Expectant mothers around the world prefer sons over daughters often because daughters are considered a “disappointment,” a financial burden, and for various other, often deep- rooted cultural reasons. Unwanted daughters is still a sad reality in many developing countries around the world where women’s rights are still lacking or non-existent.
Women in developed countries also experience “gender disappointment,” but for starkly different reasons. In the US, where women’s rights are the envy of women across the globe, having a daughter does not come with the negative cultural implications or financial burdens as is found in some other countries. Gender preference among American parents is split based on gender with women preferring daughters and men preferring sons. A report in Reproductive Medicine Online found that 70% of mothers who opted to choose their baby’s gender opted for girls. This article gives some more information about why many parents prefer a daughter.
When those two lines appeared on the test that would forever change my life, I too hoped for a little girl who would wear bows and coordinate outfits with me. Pregnancy was not ideal for me, hyperemesis and depression forced me to quit my job.

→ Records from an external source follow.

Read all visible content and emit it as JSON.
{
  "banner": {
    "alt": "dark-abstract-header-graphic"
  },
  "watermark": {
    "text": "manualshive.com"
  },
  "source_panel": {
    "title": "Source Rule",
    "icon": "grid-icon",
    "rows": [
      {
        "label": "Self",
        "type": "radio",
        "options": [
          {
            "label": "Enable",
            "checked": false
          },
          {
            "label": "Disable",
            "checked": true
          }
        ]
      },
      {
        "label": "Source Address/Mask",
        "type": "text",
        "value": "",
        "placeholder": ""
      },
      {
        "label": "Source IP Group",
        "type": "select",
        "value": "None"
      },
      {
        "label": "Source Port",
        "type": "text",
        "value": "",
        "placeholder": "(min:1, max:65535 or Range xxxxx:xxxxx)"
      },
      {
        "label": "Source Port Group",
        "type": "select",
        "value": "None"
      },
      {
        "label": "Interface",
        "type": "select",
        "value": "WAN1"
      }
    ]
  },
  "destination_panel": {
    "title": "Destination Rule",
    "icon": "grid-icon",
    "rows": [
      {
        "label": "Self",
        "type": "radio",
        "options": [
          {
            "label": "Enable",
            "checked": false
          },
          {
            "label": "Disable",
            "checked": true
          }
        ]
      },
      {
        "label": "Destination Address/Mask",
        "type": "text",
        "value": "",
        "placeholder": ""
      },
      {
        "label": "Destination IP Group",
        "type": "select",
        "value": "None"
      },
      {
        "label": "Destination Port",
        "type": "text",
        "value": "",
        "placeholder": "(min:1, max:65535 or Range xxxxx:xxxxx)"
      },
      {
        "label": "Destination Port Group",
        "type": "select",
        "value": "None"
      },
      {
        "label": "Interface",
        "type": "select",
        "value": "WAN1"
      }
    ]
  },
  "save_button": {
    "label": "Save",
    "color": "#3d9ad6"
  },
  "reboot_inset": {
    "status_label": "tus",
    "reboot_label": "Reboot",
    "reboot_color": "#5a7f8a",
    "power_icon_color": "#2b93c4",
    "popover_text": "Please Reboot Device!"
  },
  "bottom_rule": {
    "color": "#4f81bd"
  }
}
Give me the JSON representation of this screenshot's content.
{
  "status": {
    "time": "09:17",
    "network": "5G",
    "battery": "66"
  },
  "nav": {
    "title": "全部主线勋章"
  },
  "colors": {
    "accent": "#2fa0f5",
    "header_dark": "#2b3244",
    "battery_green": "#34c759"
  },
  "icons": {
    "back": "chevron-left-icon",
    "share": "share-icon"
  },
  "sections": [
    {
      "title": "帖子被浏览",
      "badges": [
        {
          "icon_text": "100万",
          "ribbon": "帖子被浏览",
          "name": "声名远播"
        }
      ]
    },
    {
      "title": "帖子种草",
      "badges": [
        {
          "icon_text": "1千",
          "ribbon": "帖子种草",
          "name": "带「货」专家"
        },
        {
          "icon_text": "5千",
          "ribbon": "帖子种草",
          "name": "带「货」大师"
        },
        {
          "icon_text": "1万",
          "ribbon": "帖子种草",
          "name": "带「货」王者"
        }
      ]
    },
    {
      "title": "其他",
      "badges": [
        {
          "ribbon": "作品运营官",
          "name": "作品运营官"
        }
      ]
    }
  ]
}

My one hope was that it would all be “worth it” on the day of the ultrasound when I would find out I would have a daughter.
That day arrived…“It’s a boy!” was not what I wanted to hear. I was devastated. The tears began rolling and the anger began festering inside. When I arrived home I literally punched a hole in the wall (I am not kidding). My husband was devastated by my extreme reaction. He could not understand my disappointment. Honestly, I couldn’t exactly understand it entirely myself.
As 1 of 5 children, the only girl, I knew what it was like to be around smelly boys and to clean up urine on the floor from poorly aimed attempts to reach the toilet. I saw my mom devastated by the choices of my brothers daily. I also had an absent father during most of my childhood. I saw men as, well, a disappointment.
Boys leave their mothers to marry someone else. They break the rules and break their momma’s hearts. They don’t take care of their parents as they age. They move on, and don’t look back.
As the only girl, I assumed I was an expert on these matters.
I tried explaining these feelings to my husband, but he was beyond thrilled to be a father no matter the gender. Others just kept saying, “All that matters is a healthy baby,” or “You can always try for a girl later!” During my pregnancy my constant illness and worsening depression made it obvious to me another pregnancy was unlikely, so this was it: I was having a boy. This stark reality was a punch in the gut and made a difficult pregnancy even more daunting.
After my child was born I still struggled with saying “this is my son.” Rather, I would only describe him by name. I loved him, I was proud of him, but I couldn’t say the word “son.” As I struggled with postpartum depression, the burgeoning guilt of my disappointment at having a son continued to grow, especially as people around me announced they were having girls.
I knew how I felt was not right. I felt downright pathetic about my disappointment and jealousy.
Despite all that, I remember I would stare at his precious face and feel overwhelming love for him, but I couldn’t shake the grievous disappointment at not having a daughter. I would see little girl’s dresses and cry. The girl’s section at department stores offered a plethora of clothing to choose from, while there would be a third less to explore in the boy’s section. Seeing my friend’s little girls would just stab my heart. When someone would say, “You have to try for a girl, they are just so special!” I secretly wanted to lash out at them.
You may be thinking, “How can she put these words on paper?!” I get it. This is not something I am proud of, so judge away! I wish I could go back in time and find joy in those early days. That time is gone, but what I do have is now. Now, I watch my 6 year old son run around playing superman while jumping off the couch. Now, I laugh as he demands to wear a spider-man costume into stores. Now, I smile while rolling my eyes at his arguments as to why he shouldn’t have to take a shower.
I find a never ending joy unlike any I ever knew existed when he utters the words,
“I love you, momma.”
I love him, I adore him. I always have.
We are open to life, but it is unlikely I will have another child at this point. I probably won’t have that “mini-me.” Thankfully, I can say: that is okay with me. I have all I need and my heart is beyond full. Seeing my husband be such an amazing father and husband has helped me see that sons are capable of much more than I ever realized before.
Writing these thoughts on paper is a bit overwhelming. I anticipate judgment. I do wonder, what if my son reads this one day? How will that affect him? Should I just stuff these thoughts deep in the recesses of my brain rather than share? I am not proud of my story, but I am blessed I grew beyond those moments and feelings. I can say this: God gave me exactly what I needed. I NEED that little boy and always will. I thank God for trusting me with such a precious gift, the perfect gift; my preference is him, my sweet son.